What needs to be done — Please find all lines in the data that hold the string "Drive" and copy them.

Items from an interface collection:
※

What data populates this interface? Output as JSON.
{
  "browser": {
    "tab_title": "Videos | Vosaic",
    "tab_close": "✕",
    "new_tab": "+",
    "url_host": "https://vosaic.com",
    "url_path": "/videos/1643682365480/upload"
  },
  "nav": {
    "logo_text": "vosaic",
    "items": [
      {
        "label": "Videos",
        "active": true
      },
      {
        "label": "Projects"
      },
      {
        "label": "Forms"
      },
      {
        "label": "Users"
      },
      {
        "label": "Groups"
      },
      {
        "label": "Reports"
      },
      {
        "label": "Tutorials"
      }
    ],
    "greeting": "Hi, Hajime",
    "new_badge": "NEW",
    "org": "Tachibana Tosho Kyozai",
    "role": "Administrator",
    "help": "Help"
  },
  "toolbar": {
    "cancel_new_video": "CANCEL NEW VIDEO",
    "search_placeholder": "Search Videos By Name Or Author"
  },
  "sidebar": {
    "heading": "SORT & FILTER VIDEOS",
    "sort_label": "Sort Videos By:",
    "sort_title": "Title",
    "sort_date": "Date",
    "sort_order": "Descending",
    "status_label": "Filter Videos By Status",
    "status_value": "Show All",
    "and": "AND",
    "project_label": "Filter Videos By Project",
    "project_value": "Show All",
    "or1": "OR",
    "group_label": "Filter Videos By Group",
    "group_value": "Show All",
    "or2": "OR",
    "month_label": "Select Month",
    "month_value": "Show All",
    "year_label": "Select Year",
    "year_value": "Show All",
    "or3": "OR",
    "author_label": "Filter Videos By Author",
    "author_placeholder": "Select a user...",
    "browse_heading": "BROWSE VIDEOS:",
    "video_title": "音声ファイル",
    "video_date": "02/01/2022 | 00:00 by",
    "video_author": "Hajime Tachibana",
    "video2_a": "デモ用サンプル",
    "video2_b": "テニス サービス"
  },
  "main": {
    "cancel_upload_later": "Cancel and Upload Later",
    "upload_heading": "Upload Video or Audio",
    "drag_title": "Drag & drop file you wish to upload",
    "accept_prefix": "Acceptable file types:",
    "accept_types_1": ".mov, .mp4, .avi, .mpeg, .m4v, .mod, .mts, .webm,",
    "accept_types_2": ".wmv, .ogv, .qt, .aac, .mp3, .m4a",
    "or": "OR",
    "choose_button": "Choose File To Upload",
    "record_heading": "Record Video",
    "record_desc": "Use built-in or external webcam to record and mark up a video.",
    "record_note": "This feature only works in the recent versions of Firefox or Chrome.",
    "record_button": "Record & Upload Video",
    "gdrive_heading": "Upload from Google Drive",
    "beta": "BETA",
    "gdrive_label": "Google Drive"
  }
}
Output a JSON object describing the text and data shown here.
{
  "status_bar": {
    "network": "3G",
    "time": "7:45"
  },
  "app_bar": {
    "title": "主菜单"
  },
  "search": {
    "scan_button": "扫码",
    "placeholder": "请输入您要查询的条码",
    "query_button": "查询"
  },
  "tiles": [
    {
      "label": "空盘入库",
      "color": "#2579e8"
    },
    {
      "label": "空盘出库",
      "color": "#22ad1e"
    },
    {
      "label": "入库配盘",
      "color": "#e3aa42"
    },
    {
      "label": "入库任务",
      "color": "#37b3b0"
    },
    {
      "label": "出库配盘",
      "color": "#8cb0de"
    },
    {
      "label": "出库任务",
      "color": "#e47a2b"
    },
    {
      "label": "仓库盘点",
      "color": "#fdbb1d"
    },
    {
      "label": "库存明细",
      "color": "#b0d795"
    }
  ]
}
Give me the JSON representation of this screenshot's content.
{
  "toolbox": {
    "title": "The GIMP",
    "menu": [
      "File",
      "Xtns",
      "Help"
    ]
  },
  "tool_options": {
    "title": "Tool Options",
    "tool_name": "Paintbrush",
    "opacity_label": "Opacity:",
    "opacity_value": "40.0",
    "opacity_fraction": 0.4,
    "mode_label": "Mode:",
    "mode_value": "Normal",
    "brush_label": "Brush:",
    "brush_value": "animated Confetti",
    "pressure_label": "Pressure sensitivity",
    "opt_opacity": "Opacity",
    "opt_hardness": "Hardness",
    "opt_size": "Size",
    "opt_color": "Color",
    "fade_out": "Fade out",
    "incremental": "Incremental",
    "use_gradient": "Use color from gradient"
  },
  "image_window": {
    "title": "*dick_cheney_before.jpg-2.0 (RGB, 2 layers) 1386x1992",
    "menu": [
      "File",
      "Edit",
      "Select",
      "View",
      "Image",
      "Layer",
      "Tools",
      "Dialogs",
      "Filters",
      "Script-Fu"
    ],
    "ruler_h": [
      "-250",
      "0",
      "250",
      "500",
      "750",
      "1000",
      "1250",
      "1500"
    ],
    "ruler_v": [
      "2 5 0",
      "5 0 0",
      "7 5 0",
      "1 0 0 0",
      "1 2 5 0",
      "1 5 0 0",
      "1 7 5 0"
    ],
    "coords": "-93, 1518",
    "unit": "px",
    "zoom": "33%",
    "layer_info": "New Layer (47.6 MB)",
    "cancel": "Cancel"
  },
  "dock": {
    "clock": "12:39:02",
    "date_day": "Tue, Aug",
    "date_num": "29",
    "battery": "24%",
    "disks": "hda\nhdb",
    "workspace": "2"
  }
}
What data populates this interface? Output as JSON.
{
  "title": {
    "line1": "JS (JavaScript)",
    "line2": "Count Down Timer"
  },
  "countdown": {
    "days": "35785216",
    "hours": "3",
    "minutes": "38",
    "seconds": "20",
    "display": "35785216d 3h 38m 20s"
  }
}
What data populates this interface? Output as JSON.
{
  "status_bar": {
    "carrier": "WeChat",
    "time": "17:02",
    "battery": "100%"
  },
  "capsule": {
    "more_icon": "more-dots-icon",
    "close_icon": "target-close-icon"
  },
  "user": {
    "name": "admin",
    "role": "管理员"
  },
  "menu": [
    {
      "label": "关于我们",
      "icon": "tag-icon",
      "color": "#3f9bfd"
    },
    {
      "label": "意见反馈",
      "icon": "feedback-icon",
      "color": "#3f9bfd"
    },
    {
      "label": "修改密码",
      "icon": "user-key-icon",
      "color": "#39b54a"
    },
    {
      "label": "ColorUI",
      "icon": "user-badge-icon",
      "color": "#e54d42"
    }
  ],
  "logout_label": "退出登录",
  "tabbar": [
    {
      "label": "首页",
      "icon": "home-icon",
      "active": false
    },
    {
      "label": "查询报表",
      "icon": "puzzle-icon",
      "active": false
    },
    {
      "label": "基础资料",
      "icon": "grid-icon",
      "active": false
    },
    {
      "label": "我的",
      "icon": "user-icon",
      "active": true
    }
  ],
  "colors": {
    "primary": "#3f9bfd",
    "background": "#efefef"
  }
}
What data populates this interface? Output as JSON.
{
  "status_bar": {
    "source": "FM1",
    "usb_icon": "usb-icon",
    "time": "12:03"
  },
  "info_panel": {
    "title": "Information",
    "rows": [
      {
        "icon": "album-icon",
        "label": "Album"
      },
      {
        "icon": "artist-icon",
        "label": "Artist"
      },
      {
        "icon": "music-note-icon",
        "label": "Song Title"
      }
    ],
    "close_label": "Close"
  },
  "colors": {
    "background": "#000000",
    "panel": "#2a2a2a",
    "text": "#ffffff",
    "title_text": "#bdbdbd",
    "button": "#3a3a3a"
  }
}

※

Exercise answer —
    "gdrive_heading": "Upload from Google Drive",
    "gdrive_label": "Google Drive"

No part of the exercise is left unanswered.